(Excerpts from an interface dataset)
____________

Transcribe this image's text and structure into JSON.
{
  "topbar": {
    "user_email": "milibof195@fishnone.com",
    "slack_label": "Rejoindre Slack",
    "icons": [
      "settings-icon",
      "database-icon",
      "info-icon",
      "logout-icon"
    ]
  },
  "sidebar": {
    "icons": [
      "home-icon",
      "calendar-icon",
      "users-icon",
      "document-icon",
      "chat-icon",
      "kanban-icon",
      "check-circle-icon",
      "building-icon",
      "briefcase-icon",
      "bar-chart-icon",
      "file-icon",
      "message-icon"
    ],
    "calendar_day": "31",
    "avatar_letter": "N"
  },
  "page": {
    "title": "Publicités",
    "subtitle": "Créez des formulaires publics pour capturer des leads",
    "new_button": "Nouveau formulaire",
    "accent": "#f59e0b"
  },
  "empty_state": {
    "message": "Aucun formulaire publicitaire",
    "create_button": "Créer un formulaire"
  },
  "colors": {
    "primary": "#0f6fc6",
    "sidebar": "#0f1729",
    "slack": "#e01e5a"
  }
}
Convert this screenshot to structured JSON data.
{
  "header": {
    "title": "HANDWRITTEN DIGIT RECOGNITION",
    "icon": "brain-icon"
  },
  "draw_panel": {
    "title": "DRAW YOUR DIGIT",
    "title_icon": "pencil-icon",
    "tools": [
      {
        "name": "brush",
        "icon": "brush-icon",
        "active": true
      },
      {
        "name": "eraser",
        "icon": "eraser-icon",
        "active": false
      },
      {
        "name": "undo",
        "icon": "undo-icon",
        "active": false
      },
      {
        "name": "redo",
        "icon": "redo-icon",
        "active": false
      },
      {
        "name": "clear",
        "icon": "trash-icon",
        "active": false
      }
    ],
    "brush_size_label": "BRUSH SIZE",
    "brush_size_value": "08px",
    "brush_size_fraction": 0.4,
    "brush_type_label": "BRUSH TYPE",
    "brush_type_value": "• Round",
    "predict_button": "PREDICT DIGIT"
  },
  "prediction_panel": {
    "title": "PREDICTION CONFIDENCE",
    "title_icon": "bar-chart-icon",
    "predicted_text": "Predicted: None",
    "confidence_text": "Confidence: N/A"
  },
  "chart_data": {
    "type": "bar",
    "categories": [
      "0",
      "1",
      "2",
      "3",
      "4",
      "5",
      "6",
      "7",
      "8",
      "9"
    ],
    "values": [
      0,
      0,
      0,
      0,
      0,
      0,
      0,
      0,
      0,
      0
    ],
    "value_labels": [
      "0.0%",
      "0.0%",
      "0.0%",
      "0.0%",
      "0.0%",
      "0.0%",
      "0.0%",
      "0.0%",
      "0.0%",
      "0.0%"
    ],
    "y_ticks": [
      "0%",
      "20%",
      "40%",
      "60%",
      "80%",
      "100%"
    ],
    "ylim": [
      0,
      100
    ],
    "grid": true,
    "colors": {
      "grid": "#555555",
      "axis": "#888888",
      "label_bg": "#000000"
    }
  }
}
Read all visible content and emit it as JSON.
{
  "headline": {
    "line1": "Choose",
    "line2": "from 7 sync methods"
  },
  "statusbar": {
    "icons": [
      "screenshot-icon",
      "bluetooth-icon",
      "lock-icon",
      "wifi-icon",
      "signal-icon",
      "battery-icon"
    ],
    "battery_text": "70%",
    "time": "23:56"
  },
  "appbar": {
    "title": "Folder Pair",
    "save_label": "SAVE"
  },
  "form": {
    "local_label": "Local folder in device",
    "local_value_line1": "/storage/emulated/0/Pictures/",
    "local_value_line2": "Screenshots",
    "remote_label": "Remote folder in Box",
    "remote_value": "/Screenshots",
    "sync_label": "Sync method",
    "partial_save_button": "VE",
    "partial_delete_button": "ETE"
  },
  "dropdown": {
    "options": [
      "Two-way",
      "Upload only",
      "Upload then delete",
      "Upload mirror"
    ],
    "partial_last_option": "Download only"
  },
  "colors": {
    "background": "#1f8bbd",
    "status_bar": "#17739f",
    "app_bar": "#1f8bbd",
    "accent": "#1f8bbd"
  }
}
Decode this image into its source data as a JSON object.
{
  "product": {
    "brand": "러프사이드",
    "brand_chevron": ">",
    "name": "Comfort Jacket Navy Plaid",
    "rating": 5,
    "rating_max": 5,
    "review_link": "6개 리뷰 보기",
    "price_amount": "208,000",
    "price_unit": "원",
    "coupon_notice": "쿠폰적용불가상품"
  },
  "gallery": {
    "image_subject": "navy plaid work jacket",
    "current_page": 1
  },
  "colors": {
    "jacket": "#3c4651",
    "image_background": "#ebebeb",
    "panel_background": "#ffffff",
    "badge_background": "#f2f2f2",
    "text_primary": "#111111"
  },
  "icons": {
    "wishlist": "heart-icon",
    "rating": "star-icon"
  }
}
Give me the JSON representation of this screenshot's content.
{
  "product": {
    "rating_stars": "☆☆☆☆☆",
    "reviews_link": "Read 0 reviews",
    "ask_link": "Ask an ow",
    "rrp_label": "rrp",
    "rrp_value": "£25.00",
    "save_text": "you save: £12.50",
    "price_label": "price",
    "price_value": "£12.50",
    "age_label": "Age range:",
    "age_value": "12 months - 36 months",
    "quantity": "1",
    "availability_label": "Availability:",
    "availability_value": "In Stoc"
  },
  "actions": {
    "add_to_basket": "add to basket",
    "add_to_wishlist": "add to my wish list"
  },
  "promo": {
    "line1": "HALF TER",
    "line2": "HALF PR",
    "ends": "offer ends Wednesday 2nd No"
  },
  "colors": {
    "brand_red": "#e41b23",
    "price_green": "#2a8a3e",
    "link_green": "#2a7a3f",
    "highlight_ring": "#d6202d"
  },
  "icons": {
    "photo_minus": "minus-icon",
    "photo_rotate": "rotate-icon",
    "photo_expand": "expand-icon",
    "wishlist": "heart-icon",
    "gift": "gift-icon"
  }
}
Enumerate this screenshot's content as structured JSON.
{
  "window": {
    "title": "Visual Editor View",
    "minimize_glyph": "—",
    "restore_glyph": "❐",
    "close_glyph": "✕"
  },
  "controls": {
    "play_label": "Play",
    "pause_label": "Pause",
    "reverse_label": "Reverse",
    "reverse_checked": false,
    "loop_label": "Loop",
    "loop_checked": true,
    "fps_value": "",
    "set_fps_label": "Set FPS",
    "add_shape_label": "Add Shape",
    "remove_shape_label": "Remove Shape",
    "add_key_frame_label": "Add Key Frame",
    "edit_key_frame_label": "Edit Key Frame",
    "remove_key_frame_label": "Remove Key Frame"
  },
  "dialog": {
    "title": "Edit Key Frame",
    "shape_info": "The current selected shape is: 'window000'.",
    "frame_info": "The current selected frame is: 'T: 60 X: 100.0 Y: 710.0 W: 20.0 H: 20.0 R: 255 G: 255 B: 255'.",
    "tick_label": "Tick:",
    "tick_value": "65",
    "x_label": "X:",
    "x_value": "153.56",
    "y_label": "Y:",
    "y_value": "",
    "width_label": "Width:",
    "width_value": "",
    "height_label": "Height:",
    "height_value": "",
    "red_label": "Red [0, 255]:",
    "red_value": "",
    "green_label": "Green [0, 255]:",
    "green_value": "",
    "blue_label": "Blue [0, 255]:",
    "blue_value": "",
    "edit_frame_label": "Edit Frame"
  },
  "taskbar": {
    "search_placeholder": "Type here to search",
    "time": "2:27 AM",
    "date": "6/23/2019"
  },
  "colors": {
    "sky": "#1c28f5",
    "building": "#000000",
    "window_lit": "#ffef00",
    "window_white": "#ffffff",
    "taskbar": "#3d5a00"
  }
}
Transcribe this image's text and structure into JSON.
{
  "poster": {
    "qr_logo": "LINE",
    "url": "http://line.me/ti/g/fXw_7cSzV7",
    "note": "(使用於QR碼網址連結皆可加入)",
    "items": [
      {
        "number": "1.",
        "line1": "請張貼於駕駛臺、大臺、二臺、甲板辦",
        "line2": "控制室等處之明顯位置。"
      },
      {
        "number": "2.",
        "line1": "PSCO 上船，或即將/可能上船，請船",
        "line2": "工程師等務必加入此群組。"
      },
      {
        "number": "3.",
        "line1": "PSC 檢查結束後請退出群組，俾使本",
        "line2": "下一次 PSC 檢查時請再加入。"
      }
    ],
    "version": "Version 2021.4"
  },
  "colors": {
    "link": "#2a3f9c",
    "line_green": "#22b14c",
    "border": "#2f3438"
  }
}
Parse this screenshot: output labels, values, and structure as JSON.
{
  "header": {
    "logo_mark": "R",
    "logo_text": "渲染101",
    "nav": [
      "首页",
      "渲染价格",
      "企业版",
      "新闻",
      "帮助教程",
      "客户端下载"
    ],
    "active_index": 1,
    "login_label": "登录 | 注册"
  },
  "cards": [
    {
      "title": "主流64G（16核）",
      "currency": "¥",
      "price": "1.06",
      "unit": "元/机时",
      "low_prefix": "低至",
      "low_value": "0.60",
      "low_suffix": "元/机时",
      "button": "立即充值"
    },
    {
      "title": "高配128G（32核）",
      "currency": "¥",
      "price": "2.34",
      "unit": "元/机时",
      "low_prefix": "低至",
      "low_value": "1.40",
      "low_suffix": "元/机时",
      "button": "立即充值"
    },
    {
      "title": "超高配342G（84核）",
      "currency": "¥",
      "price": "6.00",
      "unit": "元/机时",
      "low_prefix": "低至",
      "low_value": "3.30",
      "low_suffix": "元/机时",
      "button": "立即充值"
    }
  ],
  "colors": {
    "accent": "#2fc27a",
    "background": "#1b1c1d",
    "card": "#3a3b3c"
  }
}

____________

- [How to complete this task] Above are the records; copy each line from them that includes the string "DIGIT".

- [Exercise result]
    "title": "HANDWRITTEN DIGIT RECOGNITION",
    "title": "DRAW YOUR DIGIT",
    "predict_button": "PREDICT DIGIT"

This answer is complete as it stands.